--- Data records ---
▼▼▼

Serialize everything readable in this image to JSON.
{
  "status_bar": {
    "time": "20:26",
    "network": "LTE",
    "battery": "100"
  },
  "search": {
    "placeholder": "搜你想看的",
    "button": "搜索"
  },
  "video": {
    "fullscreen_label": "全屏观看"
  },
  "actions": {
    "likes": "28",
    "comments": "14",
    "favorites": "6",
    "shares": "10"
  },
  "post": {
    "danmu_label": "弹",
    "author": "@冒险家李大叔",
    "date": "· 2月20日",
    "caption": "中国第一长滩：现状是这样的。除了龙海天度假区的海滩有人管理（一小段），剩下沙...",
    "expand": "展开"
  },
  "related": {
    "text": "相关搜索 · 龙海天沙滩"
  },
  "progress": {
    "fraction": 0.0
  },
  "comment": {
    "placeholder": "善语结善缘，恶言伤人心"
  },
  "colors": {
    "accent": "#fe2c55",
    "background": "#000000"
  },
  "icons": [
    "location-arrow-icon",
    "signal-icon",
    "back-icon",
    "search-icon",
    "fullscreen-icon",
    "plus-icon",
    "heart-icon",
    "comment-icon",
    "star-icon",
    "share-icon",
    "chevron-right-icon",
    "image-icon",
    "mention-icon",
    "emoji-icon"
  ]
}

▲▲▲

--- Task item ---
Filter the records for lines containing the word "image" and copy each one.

--- Result of this exercise ---
Serialize everything readable in this image to JSON.
    "image-icon",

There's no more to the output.